In a second step, the paper explores which factors affect self-selection. Results suggest that secondary school average grade, family income, and parent education are the most important variables contributing to self-selection, after controlling for other factors (including distance). The explanation is as follows. Students look at their past secondary school performance to form beliefs about future exam scores. However, given the same grade, students’ beliefs depend on their socio-economic backgrounds. Students from low income families tend to be more pessimistic about their future performance, resulting in higher probability of self-selection. Moreover, the difference between high and low income families increases when lower grades are considered. For example, a student with a top 10% grade in secondary school self-selects with almost the same probability independent of her family’s income level. However, a student with a bottom 10% performance in secondary school is 13 percentage points more likely to self-select if she is from a low income than from a high income family.
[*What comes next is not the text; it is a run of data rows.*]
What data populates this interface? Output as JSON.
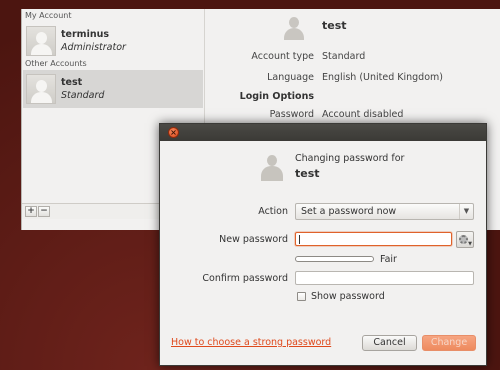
{
  "accounts": {
    "my_account_heading": "My Account",
    "other_accounts_heading": "Other Accounts",
    "users": [
      {
        "name": "terminus",
        "role": "Administrator"
      },
      {
        "name": "test",
        "role": "Standard"
      }
    ],
    "toolbar": {
      "add_label": "+",
      "remove_label": "−"
    },
    "detail": {
      "name": "test",
      "account_type_label": "Account type",
      "account_type_value": "Standard",
      "language_label": "Language",
      "language_value": "English (United Kingdom)",
      "login_options_heading": "Login Options",
      "password_label": "Password",
      "password_value": "Account disabled"
    }
  },
  "dialog": {
    "close_glyph": "×",
    "heading": "Changing password for",
    "user": "test",
    "action_label": "Action",
    "action_value": "Set a password now",
    "action_arrow": "▼",
    "new_password_label": "New password",
    "new_password_value": "",
    "strength_fraction": 0.0,
    "strength_label": "Fair",
    "confirm_password_label": "Confirm password",
    "confirm_password_value": "",
    "show_password_label": "Show password",
    "show_password_checked": false,
    "help_link": "How to choose a strong password",
    "cancel_label": "Cancel",
    "change_label": "Change",
    "generate_icon": "gear-icon"
  },
  "colors": {
    "accent": "#df4a1d",
    "desktop": "#5a1b16",
    "selection": "#d7d6d4"
  }
}
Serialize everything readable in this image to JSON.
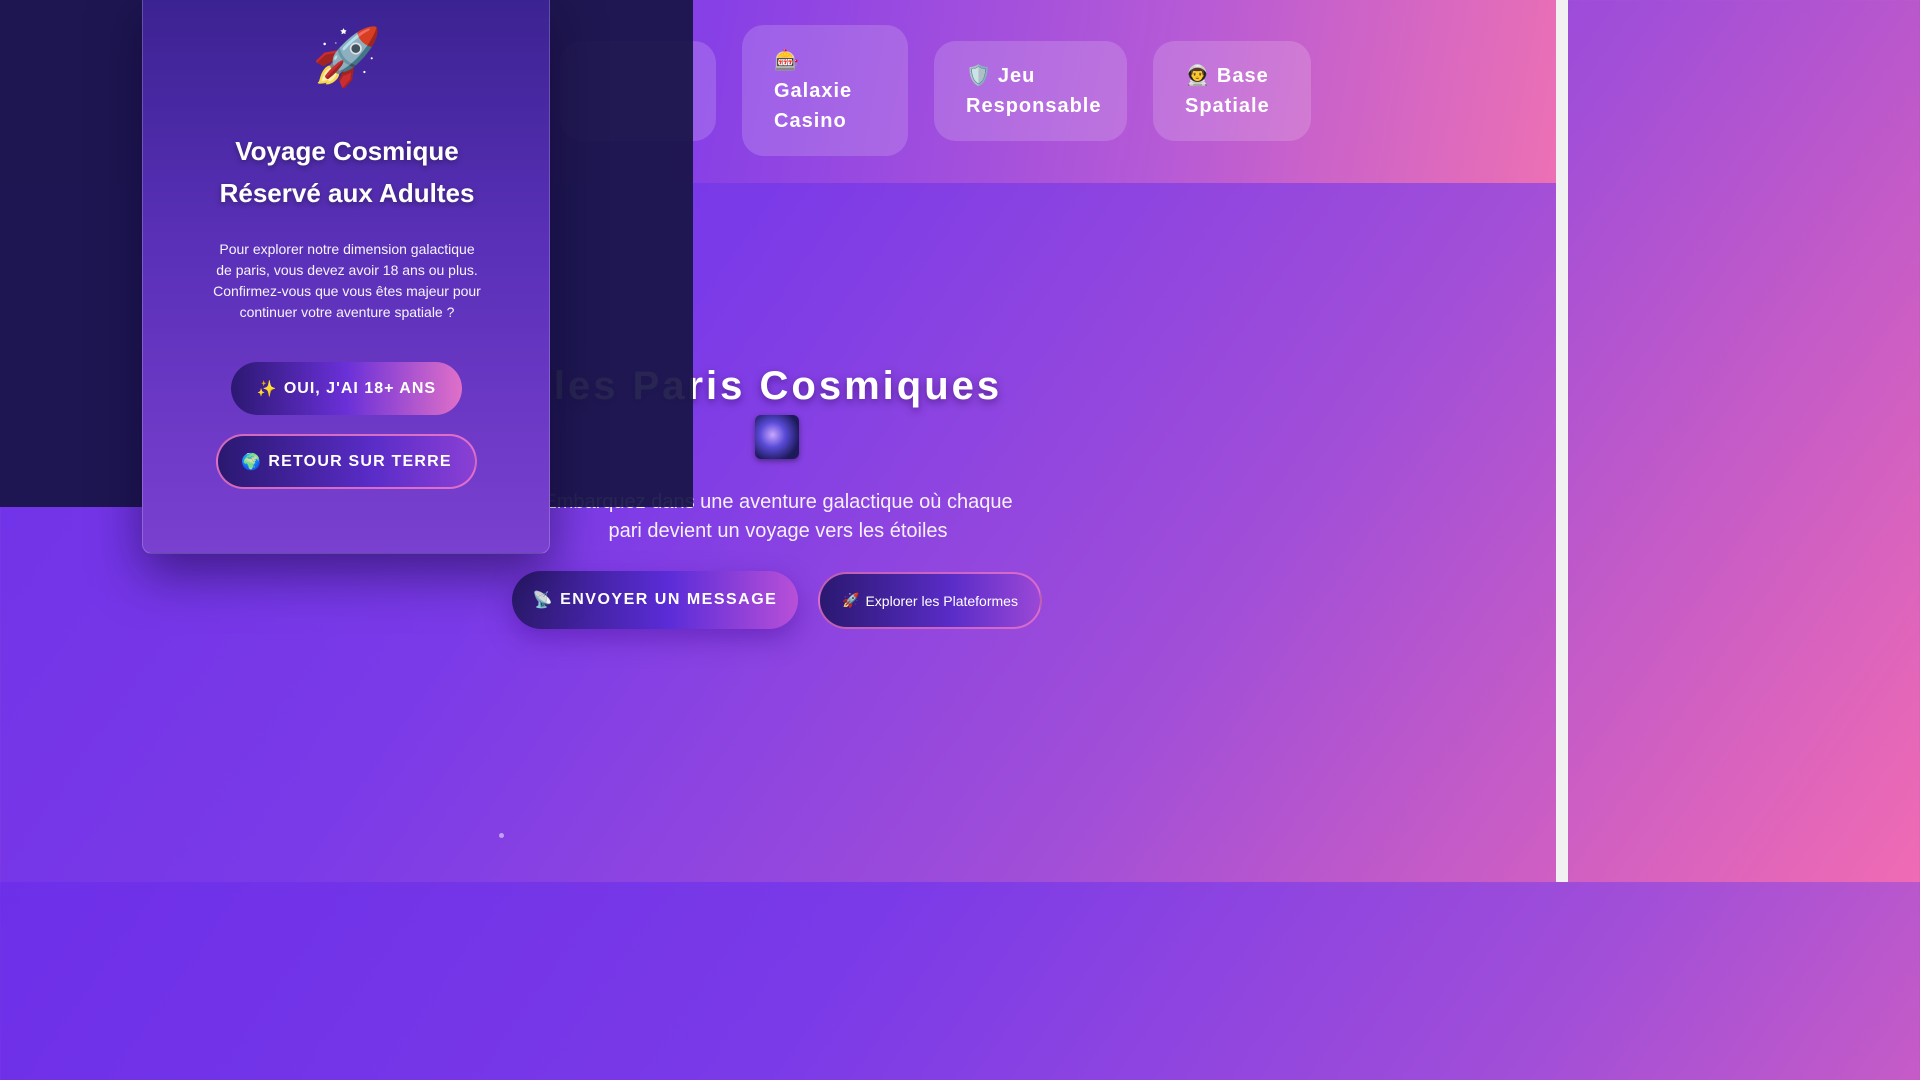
{
  "nav": {
    "casino": {
      "icon": "🎰",
      "label": "Galaxie Casino"
    },
    "jeu": {
      "icon": "🛡️",
      "label": "Jeu Responsable"
    },
    "base": {
      "icon": "👨‍🚀",
      "label": "Base Spatiale"
    }
  },
  "hero": {
    "title": "les Paris Cosmiques",
    "subtitle_line1": "Embarquez dans une aventure galactique où chaque",
    "subtitle_line2": "pari devient un voyage vers les étoiles",
    "primary_button": {
      "icon": "📡",
      "label": "ENVOYER UN MESSAGE"
    },
    "secondary_button": {
      "icon": "🚀",
      "label": "Explorer les Plateformes"
    },
    "emoji_icon": "milky-way-icon"
  },
  "age_modal": {
    "icon": "🚀",
    "title_line1": "Voyage Cosmique",
    "title_line2": "Réservé aux Adultes",
    "message": "Pour explorer notre dimension galactique de paris, vous devez avoir 18 ans ou plus. Confirmez-vous que vous êtes majeur pour continuer votre aventure spatiale ?",
    "confirm_button": {
      "icon": "✨",
      "label": "OUI, J'AI 18+ ANS"
    },
    "decline_button": {
      "icon": "🌍",
      "label": "RETOUR SUR TERRE"
    }
  },
  "colors": {
    "gradient_start": "#6d2fe8",
    "gradient_end": "#f06bb3",
    "overlay": "#18144a",
    "accent_pink": "#f078c8"
  }
}
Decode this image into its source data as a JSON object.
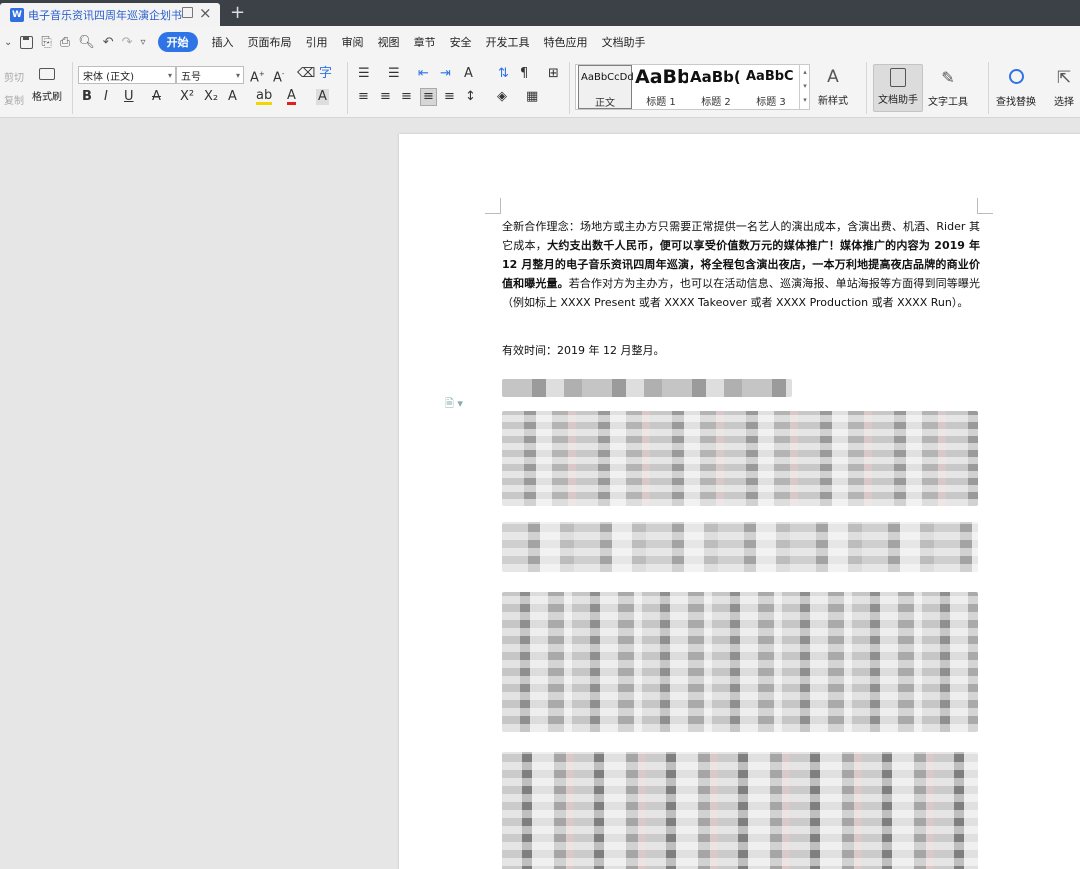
{
  "tab": {
    "app_letter": "W",
    "title": "电子音乐资讯四周年巡演企划书",
    "new_tab": "+"
  },
  "menu": {
    "tabs": [
      "开始",
      "插入",
      "页面布局",
      "引用",
      "审阅",
      "视图",
      "章节",
      "安全",
      "开发工具",
      "特色应用",
      "文档助手"
    ],
    "active": "开始"
  },
  "ribbon": {
    "cut": "剪切",
    "copy": "复制",
    "format_painter": "格式刷",
    "font_name": "宋体 (正文)",
    "font_size": "五号",
    "styles": [
      {
        "sample": "AaBbCcDd",
        "name": "正文"
      },
      {
        "sample": "AaBb",
        "name": "标题 1"
      },
      {
        "sample": "AaBb(",
        "name": "标题 2"
      },
      {
        "sample": "AaBbC",
        "name": "标题 3"
      }
    ],
    "new_style": "新样式",
    "doc_assistant": "文档助手",
    "text_tools": "文字工具",
    "find_replace": "查找替换",
    "select": "选择"
  },
  "document": {
    "para1_normal_a": "全新合作理念：场地方或主办方只需要正常提供一名艺人的演出成本，含演出费、机酒、Rider 其它成本，",
    "para1_bold": "大约支出数千人民币，便可以享受价值数万元的媒体推广！媒体推广的内容为 2019 年 12 月整月的电子音乐资讯四周年巡演，将全程包含演出夜店，一本万利地提高夜店品牌的商业价值和曝光量。",
    "para1_normal_b": "若合作对方为主办方，也可以在活动信息、巡演海报、单站海报等方面得到同等曝光（例如标上 XXXX Present 或者 XXXX Takeover 或者 XXXX Production 或者 XXXX Run）。",
    "valid_time": "有效时间：2019 年 12 月整月。"
  },
  "colors": {
    "titlebar": "#3c4047",
    "accent": "#2e74e6",
    "ribbon": "#f4f4f4",
    "canvas": "#e6e6e6"
  }
}
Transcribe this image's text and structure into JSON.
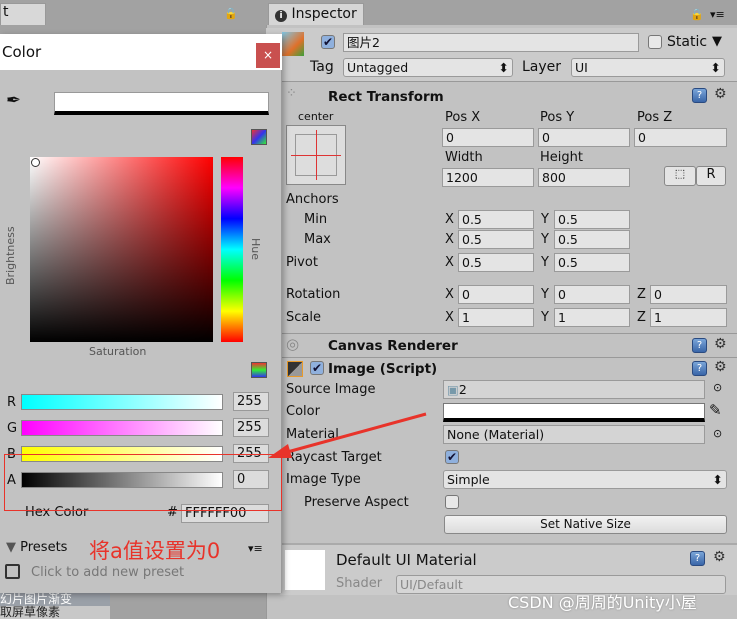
{
  "left_tab": {
    "label": "t"
  },
  "color_window": {
    "title": "Color",
    "close": "×",
    "brightness": "Brightness",
    "hue": "Hue",
    "saturation": "Saturation",
    "channels": [
      {
        "label": "R",
        "value": "255"
      },
      {
        "label": "G",
        "value": "255"
      },
      {
        "label": "B",
        "value": "255"
      },
      {
        "label": "A",
        "value": "0"
      }
    ],
    "hex_label": "Hex Color",
    "hex_hash": "#",
    "hex_value": "FFFFFF00",
    "presets": "Presets",
    "add_preset": "Click to add new preset",
    "annotation": "将a值设置为0",
    "annotation_color": "#e8332a"
  },
  "behind_list": [
    "幻片图片渐变",
    "取屏草像素"
  ],
  "inspector": {
    "tab": "Inspector",
    "name": "图片2",
    "static": "Static",
    "tag_label": "Tag",
    "tag": "Untagged",
    "layer_label": "Layer",
    "layer": "UI",
    "rect": {
      "title": "Rect Transform",
      "anchor": "center",
      "posx": "Pos X",
      "posy": "Pos Y",
      "posz": "Pos Z",
      "px": "0",
      "py": "0",
      "pz": "0",
      "width_l": "Width",
      "height_l": "Height",
      "w": "1200",
      "h": "800",
      "r_btn": "R",
      "anchors": "Anchors",
      "min": "Min",
      "max": "Max",
      "pivot": "Pivot",
      "rotation": "Rotation",
      "scale": "Scale",
      "min_x": "0.5",
      "min_y": "0.5",
      "max_x": "0.5",
      "max_y": "0.5",
      "pivot_x": "0.5",
      "pivot_y": "0.5",
      "rot_x": "0",
      "rot_y": "0",
      "rot_z": "0",
      "sc_x": "1",
      "sc_y": "1",
      "sc_z": "1",
      "X": "X",
      "Y": "Y",
      "Z": "Z"
    },
    "canvas_renderer": "Canvas Renderer",
    "image": {
      "title": "Image (Script)",
      "source_l": "Source Image",
      "source": "2",
      "color_l": "Color",
      "material_l": "Material",
      "material": "None (Material)",
      "raycast_l": "Raycast Target",
      "type_l": "Image Type",
      "type": "Simple",
      "preserve_l": "Preserve Aspect",
      "native": "Set Native Size"
    },
    "material": {
      "title": "Default UI Material",
      "shader_l": "Shader",
      "shader": "UI/Default"
    }
  },
  "watermark": "CSDN @周周的Unity小屋"
}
Finally, it is evaluated, ex-post, to which extent the beliefs of self-selected students turn out to be correct. For this, the final exam score of each student is compared with the minimum acceptance threshold for the UNAM high schools, and it is found that 21% of the self-selected students obtained a score high enough to compete for a seat in one UNAM high school. Then, contrary to the complete information scenario, strategic behaviors lead to a different assignment that hurts some strategic students once uncertainty is resolved.
By studying in details the Mexico City high school match, the paper shows the existence of self-selection which is so far neglected in school choice design. As it was initially mentioned, school choice using strategy-proof mechanism is designed to provide students from all socio-economic backgrounds with equal opportunities to attend good schools. However, the evidence of self-selection presented in the paper ponders if this goal is fulfilled, and suggests the importance of some details such as timing of submission.
1. Recent experiences in some European countries are described at http://www.matching-in-practice.eu/.
2. Chen, L., and Pereyra, J.S., 2015, Self-selection in School Choice. Manuscript.
3. The mechanism used is known as the serial dictatorship.
4. As it is noted in the paper, COMIPEMS explicitly suggests students to consider their future exam scores when submitting preference. Thus, self-selection is not only possible in theory, but also can happen in practice when students follow that advice.
5. The main reason behind the identification strategy is based on the priority that students from UNAM high schools have in the admission to the university.